# [INSTRUCTIONS FOR THE TASK]
Among the lines of the data below, count those that hold the word "name". Answer with the number alone.

(Element data from apps and pages)
_ _ _

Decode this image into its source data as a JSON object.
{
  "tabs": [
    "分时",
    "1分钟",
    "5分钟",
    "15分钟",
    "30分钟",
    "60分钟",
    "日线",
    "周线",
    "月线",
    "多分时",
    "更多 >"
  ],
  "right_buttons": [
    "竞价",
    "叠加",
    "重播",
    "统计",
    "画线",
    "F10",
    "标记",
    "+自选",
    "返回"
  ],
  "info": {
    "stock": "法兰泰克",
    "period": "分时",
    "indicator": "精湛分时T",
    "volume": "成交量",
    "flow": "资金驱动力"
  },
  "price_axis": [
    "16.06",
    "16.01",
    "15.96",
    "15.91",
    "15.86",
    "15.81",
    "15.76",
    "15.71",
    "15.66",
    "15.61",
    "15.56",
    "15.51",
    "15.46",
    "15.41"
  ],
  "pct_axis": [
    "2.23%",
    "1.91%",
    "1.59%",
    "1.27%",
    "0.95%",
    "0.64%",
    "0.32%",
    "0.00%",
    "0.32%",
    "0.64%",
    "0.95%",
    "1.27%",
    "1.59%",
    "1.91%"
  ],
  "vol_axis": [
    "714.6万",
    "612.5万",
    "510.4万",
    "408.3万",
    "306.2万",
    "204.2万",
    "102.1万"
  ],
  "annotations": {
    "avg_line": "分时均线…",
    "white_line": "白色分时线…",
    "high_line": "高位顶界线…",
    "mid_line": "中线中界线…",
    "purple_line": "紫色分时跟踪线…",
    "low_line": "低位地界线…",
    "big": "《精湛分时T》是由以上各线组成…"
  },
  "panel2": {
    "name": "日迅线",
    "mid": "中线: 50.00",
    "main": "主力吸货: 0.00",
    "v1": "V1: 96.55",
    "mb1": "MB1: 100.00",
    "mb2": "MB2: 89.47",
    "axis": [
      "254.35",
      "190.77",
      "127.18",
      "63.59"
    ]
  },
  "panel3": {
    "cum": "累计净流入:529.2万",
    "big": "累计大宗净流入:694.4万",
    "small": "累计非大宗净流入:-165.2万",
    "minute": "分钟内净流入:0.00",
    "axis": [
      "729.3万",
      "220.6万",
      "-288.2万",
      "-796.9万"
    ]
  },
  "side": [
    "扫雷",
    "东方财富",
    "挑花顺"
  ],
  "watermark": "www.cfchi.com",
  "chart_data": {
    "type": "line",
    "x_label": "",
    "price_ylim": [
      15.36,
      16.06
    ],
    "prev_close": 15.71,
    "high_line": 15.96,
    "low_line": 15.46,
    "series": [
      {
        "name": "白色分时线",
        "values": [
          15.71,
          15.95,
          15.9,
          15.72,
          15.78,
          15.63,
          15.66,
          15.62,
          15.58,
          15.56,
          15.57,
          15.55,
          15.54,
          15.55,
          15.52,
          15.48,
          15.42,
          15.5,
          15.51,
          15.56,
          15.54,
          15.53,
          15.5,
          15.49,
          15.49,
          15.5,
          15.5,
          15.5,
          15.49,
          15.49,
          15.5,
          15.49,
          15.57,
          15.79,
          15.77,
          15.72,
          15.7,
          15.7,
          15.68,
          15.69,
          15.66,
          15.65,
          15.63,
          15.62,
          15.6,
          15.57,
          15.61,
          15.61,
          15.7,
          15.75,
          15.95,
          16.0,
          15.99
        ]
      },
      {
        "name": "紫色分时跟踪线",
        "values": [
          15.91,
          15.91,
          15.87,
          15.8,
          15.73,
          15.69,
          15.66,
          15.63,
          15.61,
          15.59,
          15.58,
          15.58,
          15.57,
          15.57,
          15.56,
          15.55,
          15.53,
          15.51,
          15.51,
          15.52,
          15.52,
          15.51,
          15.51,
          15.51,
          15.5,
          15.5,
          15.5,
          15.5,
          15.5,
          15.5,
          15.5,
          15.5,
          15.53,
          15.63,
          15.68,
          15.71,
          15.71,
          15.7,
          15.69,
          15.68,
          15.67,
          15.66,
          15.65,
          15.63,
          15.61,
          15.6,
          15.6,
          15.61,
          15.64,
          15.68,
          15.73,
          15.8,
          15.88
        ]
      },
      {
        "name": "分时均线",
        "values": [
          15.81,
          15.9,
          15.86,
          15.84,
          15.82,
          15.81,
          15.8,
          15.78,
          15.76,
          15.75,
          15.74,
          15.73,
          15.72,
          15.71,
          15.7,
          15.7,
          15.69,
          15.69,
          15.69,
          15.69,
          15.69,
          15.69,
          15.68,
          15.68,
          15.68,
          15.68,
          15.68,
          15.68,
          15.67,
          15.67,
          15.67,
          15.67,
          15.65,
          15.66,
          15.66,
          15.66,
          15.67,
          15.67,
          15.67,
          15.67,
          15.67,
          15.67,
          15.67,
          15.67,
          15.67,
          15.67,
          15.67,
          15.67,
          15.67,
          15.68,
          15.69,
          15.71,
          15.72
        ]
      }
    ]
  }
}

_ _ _

# [YOUR RESPONSE]
4